[Items listed in a dataset]
# # # # # # #

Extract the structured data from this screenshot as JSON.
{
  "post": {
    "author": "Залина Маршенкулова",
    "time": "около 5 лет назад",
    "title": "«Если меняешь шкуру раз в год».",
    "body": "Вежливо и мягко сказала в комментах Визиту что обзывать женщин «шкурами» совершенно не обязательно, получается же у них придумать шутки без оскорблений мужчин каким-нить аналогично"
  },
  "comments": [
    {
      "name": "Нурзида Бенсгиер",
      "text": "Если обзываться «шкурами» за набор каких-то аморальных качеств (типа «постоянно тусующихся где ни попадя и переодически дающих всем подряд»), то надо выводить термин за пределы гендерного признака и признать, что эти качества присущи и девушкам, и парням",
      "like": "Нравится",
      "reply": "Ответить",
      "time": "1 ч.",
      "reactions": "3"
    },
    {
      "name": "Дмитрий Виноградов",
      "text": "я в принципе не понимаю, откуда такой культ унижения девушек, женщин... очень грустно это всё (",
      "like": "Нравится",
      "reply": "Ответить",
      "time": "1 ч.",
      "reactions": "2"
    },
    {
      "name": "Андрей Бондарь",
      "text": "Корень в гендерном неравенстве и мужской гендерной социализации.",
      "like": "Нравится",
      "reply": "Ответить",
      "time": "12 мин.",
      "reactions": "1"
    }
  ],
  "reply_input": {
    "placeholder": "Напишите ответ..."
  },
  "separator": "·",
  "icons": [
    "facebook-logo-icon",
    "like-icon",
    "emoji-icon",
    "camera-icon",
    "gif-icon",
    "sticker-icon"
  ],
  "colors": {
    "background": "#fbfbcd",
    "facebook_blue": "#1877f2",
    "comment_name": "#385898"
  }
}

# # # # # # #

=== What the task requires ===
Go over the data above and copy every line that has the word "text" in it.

=== Worked solution ===
      "text": "Если обзываться «шкурами» за набор каких-то аморальных качеств (типа «постоянно тусующихся где ни попадя и переодически дающих всем подряд»), то надо выводить термин за пределы гендерного признака и признать, что эти качества присущи и девушкам, и парням",
      "text": "я в принципе не понимаю, откуда такой культ унижения девушек, женщин... очень грустно это всё (",
      "text": "Корень в гендерном неравенстве и мужской гендерной социализации.",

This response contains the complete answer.